## What is needed
Look through the entries below for the string "experts", and copy each line where it is found.

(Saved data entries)
┄┄┄┄┄┄┄┄┄┄┄┄┄┄┄┄┄┄┄┄

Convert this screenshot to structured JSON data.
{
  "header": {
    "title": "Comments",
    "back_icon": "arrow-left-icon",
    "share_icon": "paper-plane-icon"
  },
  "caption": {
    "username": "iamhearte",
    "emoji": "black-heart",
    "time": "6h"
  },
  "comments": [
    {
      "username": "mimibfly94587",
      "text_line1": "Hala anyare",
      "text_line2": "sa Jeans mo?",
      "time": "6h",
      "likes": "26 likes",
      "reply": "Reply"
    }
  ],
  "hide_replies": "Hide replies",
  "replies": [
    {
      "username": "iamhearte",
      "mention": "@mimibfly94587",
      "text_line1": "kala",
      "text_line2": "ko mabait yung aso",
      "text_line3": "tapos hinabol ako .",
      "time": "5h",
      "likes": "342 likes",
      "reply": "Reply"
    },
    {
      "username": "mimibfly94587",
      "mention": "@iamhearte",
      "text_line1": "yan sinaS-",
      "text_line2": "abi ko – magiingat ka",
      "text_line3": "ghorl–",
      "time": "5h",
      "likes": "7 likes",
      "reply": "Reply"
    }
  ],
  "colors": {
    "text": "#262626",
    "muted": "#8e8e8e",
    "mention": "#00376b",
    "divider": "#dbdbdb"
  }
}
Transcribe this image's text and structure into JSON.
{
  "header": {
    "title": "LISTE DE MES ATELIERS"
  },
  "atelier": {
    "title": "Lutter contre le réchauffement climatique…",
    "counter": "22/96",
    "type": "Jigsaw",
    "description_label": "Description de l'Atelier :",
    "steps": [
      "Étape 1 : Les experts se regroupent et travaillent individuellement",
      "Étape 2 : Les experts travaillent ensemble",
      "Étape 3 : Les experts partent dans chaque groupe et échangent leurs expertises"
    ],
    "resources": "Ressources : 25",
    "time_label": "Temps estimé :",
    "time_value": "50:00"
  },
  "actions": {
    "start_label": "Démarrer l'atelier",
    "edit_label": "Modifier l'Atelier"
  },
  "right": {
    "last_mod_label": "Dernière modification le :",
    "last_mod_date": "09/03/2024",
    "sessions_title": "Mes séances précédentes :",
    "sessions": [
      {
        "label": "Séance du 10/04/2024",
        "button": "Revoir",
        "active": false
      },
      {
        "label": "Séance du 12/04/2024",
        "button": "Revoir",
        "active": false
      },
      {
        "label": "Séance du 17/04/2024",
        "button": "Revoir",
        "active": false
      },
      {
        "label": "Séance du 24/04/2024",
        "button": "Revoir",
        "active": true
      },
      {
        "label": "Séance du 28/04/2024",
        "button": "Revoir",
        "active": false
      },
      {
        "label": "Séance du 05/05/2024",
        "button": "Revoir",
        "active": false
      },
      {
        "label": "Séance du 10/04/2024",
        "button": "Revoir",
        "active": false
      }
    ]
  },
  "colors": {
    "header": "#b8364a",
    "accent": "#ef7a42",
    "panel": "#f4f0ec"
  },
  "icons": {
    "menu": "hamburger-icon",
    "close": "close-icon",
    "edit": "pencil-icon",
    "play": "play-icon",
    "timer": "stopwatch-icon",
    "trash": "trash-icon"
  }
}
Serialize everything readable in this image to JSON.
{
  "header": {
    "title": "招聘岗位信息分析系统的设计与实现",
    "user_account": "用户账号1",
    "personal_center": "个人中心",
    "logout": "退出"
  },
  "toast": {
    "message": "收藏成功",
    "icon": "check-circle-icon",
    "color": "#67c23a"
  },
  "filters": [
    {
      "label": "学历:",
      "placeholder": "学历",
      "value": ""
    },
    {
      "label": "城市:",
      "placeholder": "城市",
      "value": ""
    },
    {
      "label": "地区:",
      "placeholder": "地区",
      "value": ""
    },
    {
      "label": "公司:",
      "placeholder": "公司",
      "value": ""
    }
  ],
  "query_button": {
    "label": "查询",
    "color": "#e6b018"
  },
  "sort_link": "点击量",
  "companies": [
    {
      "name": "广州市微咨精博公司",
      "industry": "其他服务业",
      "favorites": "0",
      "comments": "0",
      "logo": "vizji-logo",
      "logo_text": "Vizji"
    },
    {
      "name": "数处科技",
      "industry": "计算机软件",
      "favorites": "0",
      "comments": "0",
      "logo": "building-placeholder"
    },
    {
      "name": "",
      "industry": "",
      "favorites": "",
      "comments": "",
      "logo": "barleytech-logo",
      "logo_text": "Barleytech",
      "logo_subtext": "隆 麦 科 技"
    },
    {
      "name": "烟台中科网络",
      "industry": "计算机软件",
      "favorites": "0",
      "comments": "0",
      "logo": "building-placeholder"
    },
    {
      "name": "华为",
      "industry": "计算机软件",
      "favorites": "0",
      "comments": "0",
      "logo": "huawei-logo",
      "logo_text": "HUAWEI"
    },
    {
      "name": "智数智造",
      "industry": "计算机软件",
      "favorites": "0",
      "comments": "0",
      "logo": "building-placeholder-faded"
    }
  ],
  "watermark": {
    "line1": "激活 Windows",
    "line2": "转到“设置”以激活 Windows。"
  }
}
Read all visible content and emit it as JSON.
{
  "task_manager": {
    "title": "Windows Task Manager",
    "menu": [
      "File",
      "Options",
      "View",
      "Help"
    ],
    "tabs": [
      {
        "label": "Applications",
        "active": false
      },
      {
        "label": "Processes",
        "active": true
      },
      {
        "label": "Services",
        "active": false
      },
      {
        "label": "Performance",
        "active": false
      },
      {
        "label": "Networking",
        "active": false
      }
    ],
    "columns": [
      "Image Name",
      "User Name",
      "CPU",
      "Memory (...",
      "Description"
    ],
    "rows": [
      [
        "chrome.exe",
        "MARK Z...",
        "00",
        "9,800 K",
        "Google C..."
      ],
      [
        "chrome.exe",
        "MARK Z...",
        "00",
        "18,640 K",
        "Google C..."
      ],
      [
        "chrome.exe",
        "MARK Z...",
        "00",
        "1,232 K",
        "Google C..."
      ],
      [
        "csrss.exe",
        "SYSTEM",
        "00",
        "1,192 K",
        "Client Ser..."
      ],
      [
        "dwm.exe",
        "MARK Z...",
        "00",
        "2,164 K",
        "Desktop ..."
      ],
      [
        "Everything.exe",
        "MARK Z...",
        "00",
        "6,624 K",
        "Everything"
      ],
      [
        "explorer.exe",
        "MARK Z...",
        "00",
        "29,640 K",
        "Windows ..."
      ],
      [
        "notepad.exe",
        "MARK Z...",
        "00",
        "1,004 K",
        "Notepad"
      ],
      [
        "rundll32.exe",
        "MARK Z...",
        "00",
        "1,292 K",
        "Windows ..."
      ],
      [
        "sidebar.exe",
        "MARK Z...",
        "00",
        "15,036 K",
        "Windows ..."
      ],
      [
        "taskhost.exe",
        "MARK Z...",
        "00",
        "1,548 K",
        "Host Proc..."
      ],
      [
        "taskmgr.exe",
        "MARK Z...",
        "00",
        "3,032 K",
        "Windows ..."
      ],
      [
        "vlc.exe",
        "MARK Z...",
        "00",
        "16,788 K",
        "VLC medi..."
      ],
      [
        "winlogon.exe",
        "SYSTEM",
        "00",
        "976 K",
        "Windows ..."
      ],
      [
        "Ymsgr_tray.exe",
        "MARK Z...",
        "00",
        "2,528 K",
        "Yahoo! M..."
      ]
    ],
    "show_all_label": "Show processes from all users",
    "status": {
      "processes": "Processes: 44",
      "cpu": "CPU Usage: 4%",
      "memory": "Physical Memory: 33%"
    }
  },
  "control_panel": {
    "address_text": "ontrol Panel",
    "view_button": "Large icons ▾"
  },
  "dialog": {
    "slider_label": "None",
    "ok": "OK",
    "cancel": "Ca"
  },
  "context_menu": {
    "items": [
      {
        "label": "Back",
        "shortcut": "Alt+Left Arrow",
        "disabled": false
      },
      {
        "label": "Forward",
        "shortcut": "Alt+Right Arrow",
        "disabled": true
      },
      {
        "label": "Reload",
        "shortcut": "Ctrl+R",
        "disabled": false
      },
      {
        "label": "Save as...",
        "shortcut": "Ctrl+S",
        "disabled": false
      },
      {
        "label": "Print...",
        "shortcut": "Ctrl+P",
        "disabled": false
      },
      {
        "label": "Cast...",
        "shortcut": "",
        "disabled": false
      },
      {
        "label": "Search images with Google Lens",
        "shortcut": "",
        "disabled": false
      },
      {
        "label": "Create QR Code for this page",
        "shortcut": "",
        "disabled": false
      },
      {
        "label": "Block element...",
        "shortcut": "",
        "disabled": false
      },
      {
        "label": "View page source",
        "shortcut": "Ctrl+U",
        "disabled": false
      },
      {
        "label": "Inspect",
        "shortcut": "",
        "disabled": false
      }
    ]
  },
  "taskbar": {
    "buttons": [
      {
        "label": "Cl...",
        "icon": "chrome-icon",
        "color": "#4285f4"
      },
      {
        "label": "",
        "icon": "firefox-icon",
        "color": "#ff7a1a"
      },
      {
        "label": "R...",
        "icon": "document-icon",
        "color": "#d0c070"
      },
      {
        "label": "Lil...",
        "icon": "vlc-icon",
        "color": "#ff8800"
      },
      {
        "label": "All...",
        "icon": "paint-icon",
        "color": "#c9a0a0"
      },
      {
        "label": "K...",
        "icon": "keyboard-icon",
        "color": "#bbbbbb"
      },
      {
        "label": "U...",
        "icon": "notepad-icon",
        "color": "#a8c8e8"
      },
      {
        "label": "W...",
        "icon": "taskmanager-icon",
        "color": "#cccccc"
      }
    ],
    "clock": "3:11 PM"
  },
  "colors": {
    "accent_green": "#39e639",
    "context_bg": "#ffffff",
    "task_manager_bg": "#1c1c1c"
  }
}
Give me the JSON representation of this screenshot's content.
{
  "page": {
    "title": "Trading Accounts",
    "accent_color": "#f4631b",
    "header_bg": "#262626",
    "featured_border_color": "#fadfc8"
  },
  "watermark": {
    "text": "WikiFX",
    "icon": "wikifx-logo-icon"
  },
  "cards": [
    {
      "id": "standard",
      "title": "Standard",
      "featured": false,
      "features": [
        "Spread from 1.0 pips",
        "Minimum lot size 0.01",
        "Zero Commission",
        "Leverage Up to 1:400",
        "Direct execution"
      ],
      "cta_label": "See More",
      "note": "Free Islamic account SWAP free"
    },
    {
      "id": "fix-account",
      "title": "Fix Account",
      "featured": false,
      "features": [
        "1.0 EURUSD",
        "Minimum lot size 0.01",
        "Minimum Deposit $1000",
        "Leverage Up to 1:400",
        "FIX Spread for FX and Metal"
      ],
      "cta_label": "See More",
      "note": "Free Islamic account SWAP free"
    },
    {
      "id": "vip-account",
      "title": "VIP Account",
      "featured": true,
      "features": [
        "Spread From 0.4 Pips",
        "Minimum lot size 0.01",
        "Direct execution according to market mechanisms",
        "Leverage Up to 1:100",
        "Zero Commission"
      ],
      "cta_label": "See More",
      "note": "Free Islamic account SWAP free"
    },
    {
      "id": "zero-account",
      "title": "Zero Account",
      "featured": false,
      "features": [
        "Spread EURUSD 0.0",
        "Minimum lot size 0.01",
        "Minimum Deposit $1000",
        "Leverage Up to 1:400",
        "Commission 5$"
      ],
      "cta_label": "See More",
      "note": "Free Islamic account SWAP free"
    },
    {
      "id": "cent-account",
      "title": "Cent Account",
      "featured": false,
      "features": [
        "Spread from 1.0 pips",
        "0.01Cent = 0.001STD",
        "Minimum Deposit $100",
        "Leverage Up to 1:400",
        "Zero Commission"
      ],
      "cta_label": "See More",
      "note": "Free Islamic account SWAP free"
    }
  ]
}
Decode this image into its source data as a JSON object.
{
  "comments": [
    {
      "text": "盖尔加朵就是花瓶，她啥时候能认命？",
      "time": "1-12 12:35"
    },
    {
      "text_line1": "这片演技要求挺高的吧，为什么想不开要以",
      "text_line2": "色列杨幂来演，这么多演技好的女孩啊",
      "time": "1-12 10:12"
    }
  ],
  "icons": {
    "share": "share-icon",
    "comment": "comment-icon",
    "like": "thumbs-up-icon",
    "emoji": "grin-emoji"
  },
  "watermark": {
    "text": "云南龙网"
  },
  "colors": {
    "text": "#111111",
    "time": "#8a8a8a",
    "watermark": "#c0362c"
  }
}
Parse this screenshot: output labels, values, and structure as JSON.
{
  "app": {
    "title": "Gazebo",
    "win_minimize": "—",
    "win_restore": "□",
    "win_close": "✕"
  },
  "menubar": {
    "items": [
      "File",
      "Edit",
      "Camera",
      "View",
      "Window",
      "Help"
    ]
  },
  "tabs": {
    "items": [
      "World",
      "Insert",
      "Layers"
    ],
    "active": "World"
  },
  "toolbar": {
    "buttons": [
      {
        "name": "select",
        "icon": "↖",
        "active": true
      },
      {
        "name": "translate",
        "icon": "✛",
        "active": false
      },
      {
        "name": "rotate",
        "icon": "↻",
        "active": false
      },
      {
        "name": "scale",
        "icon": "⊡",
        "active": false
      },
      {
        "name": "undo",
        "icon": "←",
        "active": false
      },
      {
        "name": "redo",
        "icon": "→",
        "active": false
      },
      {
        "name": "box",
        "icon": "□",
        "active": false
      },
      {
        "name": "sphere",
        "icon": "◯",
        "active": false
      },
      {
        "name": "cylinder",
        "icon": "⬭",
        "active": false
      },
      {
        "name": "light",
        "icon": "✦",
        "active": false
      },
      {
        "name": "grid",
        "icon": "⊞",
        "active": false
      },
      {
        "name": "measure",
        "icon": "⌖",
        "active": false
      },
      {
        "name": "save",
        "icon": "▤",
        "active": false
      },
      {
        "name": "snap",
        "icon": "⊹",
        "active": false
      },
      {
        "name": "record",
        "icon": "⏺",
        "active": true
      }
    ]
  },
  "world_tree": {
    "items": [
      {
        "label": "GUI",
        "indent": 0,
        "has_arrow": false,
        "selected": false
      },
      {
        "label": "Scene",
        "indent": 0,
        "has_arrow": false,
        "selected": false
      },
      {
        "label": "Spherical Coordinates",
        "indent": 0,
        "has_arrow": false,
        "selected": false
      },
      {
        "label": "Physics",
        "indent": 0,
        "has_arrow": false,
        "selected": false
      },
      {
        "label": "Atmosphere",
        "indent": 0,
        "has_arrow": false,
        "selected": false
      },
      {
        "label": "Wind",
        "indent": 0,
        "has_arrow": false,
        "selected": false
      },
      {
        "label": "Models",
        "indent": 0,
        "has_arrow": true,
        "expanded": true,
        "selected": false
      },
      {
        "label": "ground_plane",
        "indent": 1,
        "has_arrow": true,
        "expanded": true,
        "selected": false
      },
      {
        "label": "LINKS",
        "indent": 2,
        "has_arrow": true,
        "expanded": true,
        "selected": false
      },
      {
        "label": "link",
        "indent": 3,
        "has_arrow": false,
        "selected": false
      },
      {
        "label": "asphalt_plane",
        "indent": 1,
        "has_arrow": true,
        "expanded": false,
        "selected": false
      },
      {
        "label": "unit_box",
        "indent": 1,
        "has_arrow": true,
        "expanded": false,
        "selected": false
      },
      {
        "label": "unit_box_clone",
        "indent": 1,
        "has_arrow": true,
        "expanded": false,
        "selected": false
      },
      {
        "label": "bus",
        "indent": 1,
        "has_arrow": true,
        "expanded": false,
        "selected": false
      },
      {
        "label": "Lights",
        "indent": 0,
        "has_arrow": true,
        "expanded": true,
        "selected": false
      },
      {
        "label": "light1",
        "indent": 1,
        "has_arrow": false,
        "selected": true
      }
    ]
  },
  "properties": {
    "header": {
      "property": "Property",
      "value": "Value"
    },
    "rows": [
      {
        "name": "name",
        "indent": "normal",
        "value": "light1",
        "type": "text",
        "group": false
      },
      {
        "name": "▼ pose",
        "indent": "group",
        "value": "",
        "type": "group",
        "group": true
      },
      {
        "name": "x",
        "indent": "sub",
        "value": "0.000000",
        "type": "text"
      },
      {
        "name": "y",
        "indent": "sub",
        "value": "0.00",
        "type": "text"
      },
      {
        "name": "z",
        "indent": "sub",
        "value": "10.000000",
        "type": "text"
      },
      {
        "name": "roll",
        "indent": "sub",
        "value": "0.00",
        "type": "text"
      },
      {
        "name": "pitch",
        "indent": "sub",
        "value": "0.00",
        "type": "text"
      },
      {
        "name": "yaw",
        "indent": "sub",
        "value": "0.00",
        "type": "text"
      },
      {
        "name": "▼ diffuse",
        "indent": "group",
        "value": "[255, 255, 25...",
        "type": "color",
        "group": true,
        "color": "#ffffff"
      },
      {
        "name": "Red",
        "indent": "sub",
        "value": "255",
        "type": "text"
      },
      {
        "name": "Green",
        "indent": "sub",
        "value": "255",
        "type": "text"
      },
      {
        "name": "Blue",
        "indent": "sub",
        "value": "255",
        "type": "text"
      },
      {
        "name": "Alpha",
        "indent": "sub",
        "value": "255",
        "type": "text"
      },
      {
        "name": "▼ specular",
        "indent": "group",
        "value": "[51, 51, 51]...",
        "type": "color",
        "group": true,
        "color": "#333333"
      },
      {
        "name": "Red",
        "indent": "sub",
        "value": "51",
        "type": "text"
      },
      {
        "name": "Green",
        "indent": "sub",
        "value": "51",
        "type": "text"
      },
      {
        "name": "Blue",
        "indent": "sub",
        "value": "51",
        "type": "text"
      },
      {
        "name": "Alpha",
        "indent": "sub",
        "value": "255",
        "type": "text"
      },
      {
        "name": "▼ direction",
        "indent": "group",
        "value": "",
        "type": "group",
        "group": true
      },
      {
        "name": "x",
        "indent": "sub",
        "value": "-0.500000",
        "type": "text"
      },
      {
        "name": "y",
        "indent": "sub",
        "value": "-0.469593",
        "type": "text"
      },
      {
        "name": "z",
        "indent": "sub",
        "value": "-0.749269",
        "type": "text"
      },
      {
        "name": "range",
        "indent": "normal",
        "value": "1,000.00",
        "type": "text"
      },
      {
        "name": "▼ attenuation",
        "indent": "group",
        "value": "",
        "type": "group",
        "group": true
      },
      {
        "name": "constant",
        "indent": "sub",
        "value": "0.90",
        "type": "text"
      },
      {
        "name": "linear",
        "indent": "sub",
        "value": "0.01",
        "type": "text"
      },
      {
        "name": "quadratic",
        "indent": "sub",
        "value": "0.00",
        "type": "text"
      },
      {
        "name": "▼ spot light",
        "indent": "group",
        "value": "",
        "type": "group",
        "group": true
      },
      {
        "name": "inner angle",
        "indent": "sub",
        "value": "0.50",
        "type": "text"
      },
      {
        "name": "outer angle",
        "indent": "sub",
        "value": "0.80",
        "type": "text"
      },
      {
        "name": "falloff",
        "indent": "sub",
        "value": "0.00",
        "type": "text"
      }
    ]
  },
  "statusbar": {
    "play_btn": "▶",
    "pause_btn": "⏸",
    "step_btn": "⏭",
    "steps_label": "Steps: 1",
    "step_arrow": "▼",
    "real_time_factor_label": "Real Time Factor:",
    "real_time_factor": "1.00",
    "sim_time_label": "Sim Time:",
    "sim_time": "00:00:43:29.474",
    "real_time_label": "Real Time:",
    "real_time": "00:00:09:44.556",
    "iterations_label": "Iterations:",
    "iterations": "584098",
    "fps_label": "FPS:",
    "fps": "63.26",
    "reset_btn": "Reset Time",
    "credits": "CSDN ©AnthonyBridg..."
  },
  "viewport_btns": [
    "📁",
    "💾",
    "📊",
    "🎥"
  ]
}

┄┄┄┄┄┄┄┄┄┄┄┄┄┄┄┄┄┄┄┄

## Response below
      "Étape 1 : Les experts se regroupent et travaillent individuellement",
      "Étape 2 : Les experts travaillent ensemble",
      "Étape 3 : Les experts partent dans chaque groupe et échangent leurs expertises"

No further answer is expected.